IT WOULD be an odd thing indeed if 1951 were to go down as the year in which radio finally discovered itself and became worth hearing. The appeal of radio in recent years has been about equal to that of the silent films. It continues to make familiar noises, yet its vitality has been ebbing daily. Radio this past year seemed plainly a curio, a completed episode, headed for the Smithsonian. To listen in accidentally on a Dr. I.Q. program, after exposure to the blast of television, was like waking up in the House of Burgesses in eighteenthcentury Williamsburg and marveling at the quaintness of life in those days. The same was true of other standard radio perennials: it was unbelievable that such outmoded offerings could still command commercial support and an audience.

Yet during the summer just past, the National Broadcasting Company brought forward a new network feature — two comedians, of all things, named Bob and Ray — that very nearly constituted a one-program justification of radio. It was startling — a reminder that the contenl of entertainment was more important than the gadget that transmitted the show. Extraordinary. On that basis, a genuinely funny radio comedian could be more entertaining than a completely unfunny television performer. The whole idea was revolutionary. Even more disturbing was the obvious fact that Bob and Ray were taking advantage of new techniques in radio and that these techniques were a delight to hear, yet entirely without value for television.
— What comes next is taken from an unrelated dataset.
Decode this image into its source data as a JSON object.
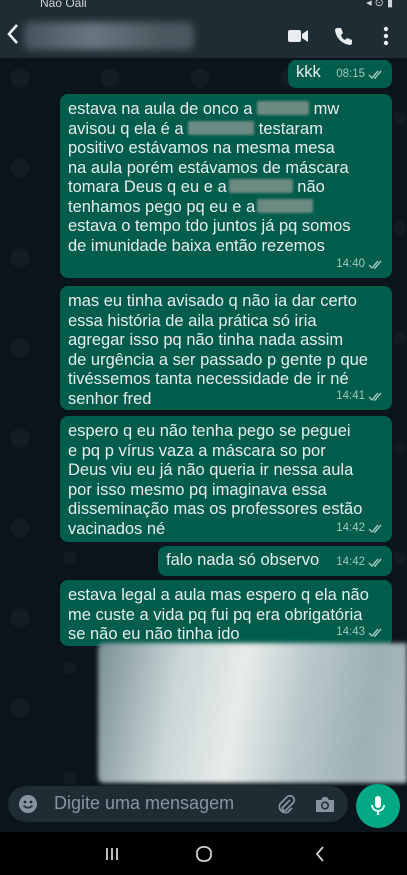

Bob and Ray made it plain that radio had been overlooking some of the most effective tools in its kit — the use, for instance, of transcriptions in a “live” show. There would be no point in playing a transcription for TV, but ordinary recorded bits were caused by Bob and Ray to produce preposterous illusions via radio. The effect of suddenly slowing down the turntable, or speeding it up sharply, in the middle of an ornate trumpet, solo, yielded wonderful implications for the listener, guided by low-pressure comment from Bob and Ray. They had been having trouble with the trumpeter — drinking perhaps, nerves, family discord. . . . Would he make it this time? . . . No . . . too bad . . . there he goes again!
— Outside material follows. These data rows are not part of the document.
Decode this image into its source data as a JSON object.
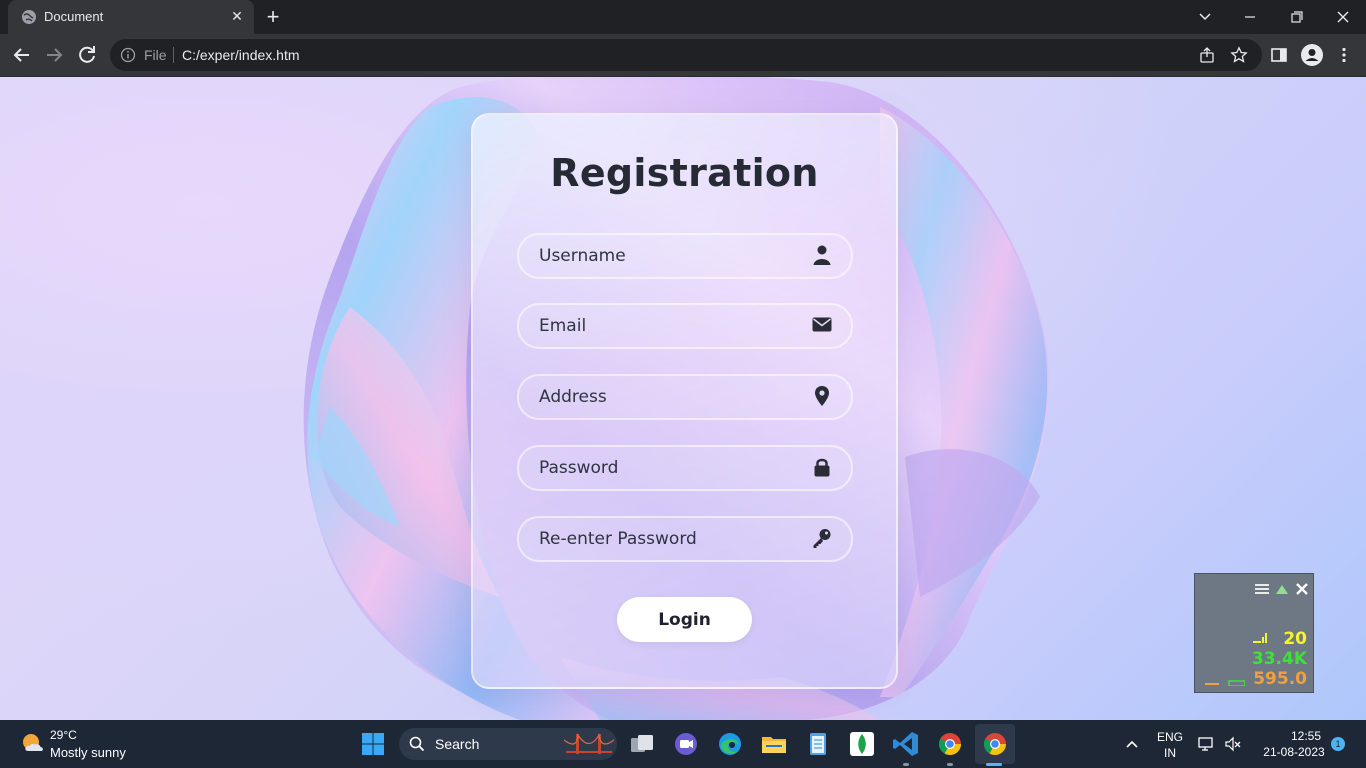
{
  "browser": {
    "tab_title": "Document",
    "file_label": "File",
    "url": "C:/exper/index.htm",
    "icons": [
      "globe-icon",
      "close-icon",
      "plus-icon",
      "chevron-down-icon",
      "minimize-icon",
      "restore-icon",
      "window-close-icon",
      "back-arrow-icon",
      "forward-arrow-icon",
      "reload-icon",
      "info-icon",
      "share-icon",
      "star-icon",
      "side-panel-icon",
      "profile-icon",
      "kebab-menu-icon"
    ]
  },
  "form": {
    "title": "Registration",
    "fields": [
      {
        "placeholder": "Username",
        "icon": "user-icon"
      },
      {
        "placeholder": "Email",
        "icon": "envelope-icon"
      },
      {
        "placeholder": "Address",
        "icon": "location-pin-icon"
      },
      {
        "placeholder": "Password",
        "icon": "lock-icon"
      },
      {
        "placeholder": "Re-enter Password",
        "icon": "key-icon"
      }
    ],
    "submit_label": "Login"
  },
  "net_monitor": {
    "value_1": "20",
    "value_2": "33.4K",
    "value_3": "595.0",
    "colors": {
      "value_1": "#f5f52a",
      "value_2": "#3fe03a",
      "value_3": "#f0a040"
    }
  },
  "taskbar": {
    "weather": {
      "temp": "29°C",
      "condition": "Mostly sunny"
    },
    "search_label": "Search",
    "tray": {
      "lang_1": "ENG",
      "lang_2": "IN",
      "time": "12:55",
      "date": "21-08-2023",
      "notifications": "1"
    }
  }
}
Each of the team can also take the part of ten or a dozen different characters without reducing his conversational speed, and their version of a Small Business Men’s Round Table — the tallest Small Business Man present being just 9 ½inches — was a rich tangle of warring voices with a moderator and program announcer thrown in. It wound up with the shortest Small Business Man (4 inches) shouting through the honeyed sign-off of the “announcer”: “Lift me down from this table, somebody!” — nothing for television, but a droll enough interval for the listener. So were the team’s ruinous telephone conversations, both parties talking at once and with great earnestness.
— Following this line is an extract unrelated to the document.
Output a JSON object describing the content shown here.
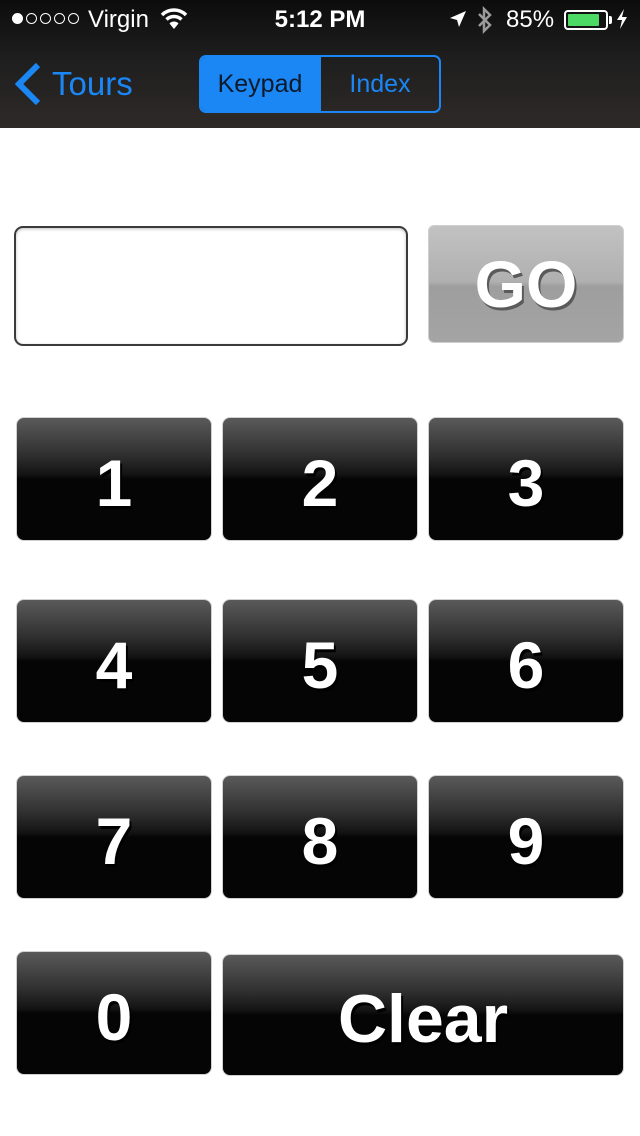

They created hundreds of funny situations in those summer weeks; their material was wonderfully fresh and distinctive. How long they could continue to produce brilliantly at the vast rate of their summer consumption (five 15-minute programs plus a one-hour show every week) remained to be seen. Both men are capable actors, and their mimicry is subtle enough to prosper even with more commonplace subject matter. The fine gusto of their first burst into network radio smacked of durability.